Tuesday Notes: Black Apprentices and more
Sports: How a hand gesture dominated a NCAA title game and revealed a double standard
Louisiana State University beat the University of Iowa in the women's NCAA tournament final on Sunday in a matchup full of historic firsts and dramatic moments.
One of the most-talked about moves happened late in the game and involved two star players, John Cena's wrestling catchphrase and a social media frenzy.
The Struggle Dr. King Gave His Life For
Sports: The Huskies Enter Blue Blood Territory and More National Championship Reactions With J. Kyle Mann
Sports: CBS Sports donates $100,000 to UNCF
Report: Black apprentices are being underrepresented and underpaid
The Joint Center for Political and Economic Studies releases their report “Five Charts To Understand Black Registered Apprentices in the United States” entailing the kind of treatment Black apprentices face in America.
According to the report, Black apprentices are both underpaid in comparison to their counterparts and underrepresented within registered programs. This is proven by the five main points highlighted by the report: Black apprentices have the lowest likelihood of completing apprenticeship programs, are mostly concentrated in the South where there are loose labor standards, see unfair wages in the construction field, earn the lowest wages in comparison to their counterparts and are the most underrepresented throughout all apprenticeship programs.

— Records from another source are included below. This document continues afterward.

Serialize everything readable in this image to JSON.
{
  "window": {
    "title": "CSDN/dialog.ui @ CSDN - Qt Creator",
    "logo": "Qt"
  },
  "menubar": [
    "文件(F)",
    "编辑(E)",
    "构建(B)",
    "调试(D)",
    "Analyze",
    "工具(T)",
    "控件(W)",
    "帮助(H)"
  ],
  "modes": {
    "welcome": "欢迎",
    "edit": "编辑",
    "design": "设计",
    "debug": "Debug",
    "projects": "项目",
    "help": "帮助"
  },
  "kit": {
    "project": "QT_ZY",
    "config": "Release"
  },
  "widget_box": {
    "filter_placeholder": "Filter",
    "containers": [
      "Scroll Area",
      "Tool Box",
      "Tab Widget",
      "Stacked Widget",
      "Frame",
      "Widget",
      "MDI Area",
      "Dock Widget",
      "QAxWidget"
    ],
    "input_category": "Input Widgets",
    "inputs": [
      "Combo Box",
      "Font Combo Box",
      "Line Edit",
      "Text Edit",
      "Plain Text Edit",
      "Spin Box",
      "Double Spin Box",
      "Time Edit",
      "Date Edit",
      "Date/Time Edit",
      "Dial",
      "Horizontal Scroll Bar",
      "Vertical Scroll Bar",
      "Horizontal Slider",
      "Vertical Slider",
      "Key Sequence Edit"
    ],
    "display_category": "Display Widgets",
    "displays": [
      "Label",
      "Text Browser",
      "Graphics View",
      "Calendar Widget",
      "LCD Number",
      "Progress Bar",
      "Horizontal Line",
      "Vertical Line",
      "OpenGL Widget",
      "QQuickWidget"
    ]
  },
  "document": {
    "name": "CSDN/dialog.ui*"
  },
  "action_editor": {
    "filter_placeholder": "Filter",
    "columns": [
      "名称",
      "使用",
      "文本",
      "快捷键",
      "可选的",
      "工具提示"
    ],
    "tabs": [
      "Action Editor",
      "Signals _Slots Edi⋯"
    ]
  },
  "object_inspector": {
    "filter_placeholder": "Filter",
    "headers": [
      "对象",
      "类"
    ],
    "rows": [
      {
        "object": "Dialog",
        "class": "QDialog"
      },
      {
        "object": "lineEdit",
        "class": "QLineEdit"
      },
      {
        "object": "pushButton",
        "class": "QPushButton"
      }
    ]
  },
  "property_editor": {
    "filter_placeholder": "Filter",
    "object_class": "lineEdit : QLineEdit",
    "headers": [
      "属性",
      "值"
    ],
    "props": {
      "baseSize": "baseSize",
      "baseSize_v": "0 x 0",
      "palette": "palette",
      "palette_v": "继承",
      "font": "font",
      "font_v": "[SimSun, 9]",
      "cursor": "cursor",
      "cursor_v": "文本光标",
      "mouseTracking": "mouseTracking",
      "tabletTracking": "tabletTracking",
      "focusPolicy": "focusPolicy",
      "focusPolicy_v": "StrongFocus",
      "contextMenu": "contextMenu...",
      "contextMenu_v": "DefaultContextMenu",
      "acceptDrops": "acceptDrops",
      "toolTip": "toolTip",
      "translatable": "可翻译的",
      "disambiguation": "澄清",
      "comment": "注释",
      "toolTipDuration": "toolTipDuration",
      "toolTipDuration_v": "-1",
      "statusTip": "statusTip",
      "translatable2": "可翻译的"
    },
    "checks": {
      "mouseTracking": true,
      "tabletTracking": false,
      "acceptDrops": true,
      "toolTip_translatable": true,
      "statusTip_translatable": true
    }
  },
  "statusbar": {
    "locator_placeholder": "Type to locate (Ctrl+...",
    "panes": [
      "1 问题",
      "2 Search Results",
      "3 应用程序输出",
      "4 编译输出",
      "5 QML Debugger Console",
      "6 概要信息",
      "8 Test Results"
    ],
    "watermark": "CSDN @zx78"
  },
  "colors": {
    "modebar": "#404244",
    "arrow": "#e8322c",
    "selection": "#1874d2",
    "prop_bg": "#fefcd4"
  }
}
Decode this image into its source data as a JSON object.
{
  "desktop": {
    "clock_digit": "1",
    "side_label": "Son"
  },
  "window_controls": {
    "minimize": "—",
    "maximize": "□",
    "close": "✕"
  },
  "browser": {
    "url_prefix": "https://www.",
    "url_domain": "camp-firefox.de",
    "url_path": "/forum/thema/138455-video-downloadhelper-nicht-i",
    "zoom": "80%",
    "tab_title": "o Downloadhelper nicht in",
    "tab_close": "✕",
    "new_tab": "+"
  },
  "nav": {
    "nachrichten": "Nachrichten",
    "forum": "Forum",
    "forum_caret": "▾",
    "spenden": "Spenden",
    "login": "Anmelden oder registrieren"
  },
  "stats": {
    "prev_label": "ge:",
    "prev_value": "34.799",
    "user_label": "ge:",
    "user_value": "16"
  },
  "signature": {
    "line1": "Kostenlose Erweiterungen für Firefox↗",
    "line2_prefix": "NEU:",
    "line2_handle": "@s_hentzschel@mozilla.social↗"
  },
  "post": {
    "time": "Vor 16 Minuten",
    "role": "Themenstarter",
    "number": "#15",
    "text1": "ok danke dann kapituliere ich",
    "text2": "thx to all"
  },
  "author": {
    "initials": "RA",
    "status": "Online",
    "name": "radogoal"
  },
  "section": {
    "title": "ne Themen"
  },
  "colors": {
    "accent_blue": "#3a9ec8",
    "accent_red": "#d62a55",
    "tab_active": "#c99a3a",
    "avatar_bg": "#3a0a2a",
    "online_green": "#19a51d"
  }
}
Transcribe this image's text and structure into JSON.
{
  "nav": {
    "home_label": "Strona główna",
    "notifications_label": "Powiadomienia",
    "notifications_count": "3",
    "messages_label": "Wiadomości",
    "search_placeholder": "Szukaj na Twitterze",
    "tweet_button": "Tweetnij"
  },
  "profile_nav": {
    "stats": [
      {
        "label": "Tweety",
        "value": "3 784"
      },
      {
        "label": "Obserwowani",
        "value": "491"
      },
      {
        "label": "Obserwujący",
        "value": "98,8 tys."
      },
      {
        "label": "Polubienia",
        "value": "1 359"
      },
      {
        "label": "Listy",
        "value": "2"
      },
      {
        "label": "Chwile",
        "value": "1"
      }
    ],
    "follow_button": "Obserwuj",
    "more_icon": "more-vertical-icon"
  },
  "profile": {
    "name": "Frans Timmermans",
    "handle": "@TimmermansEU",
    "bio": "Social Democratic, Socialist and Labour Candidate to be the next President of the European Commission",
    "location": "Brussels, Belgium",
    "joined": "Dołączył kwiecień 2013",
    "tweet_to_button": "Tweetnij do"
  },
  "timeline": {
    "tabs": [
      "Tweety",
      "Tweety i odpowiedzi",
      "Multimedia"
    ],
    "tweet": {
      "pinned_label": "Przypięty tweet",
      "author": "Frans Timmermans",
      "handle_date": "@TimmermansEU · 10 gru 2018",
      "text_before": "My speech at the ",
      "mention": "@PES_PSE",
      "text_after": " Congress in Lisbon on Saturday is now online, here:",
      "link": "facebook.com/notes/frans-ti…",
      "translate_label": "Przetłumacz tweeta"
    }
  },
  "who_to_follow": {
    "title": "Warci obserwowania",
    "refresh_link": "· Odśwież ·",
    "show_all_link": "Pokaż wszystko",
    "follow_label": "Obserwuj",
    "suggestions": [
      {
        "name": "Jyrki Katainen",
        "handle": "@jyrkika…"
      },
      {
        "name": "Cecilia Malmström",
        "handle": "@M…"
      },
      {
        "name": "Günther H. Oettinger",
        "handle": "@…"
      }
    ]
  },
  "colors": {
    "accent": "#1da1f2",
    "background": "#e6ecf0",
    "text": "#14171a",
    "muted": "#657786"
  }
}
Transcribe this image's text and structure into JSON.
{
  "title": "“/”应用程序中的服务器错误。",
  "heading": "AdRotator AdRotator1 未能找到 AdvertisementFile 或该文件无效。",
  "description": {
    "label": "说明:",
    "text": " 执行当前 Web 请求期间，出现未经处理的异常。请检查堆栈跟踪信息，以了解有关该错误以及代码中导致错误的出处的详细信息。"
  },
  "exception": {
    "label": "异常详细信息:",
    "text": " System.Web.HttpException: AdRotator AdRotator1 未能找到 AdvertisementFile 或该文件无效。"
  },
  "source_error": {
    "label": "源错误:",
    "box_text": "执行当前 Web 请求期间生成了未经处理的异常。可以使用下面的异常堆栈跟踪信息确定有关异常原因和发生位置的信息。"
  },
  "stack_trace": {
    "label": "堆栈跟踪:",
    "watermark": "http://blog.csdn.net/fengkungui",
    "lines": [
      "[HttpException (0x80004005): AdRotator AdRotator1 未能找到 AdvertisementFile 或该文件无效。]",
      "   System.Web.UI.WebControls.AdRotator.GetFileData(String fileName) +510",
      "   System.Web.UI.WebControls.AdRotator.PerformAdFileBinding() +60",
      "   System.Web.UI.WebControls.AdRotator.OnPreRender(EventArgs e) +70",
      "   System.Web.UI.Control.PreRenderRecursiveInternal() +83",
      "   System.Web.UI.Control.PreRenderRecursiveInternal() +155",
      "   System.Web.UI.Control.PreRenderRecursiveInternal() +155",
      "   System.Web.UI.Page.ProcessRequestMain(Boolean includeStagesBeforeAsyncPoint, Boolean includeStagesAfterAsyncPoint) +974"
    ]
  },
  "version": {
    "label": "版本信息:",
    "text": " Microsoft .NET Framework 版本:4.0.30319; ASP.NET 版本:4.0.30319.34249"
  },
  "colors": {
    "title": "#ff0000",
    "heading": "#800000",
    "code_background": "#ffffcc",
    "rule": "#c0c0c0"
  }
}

Music: How Nigerian women are changing the narrative for producers in the studio
In the last ten years, it can be argued that women musicians have made more inroads in the music industry generally. On the global scene, Beyoncé has risen to become one of the most compelling auteurs of the 21st century while Adele’s cathartic music was as popular—if not more than—anything released over the past 15 years. In Nigeria, progress for women musicians has been forthcoming: Tiwa Savage moved from upstart to undeniable pop presence and global force in the space of 10 years, Yemi Alade transcended the quirky messaging of “Johnny”to become a pan-African superstar and, in recent times, younger stars like Temsand the Ghanaian-American singer and rapper, Amaarae, have shown that international success is not a pipe dream but a strong possibility given the right opportunities and connections.
NASA Names Diverse Astronaut Crew for Artemis II Moon Mission
For the first time in more than half a century, NASA has named a crew of astronauts headed to the moon.
They are Reid Wiseman, the mission’s commander; Victor Glover, the pilot; Christina Koch, mission specialist; and, Jeremy Hansen, also a mission specialist. The first three are NASA astronauts, while Mr. Hansen is a member of the Canadian Space Agency.
Jamel Shabazz and the Streets of New York
In 1980, after three years in the U.S. Army, Jamel Shabazz returned home, in his words, “to a war.” “I came home to a situation where a lot of people were dying at the hands of other young people,” he told me. In an era when the crack epidemic and mass incarceration were tearing families and neighborhoods apart, Shabazz saw photography as a form of “visual medicine.” Throughout the ’80s and ’90s, he traversed the streets of New York City armed with a 35-mm camera, his business card, a chessboard, and several photo albums, which he would produce to build trust with his subjects by offering evidence of his past work.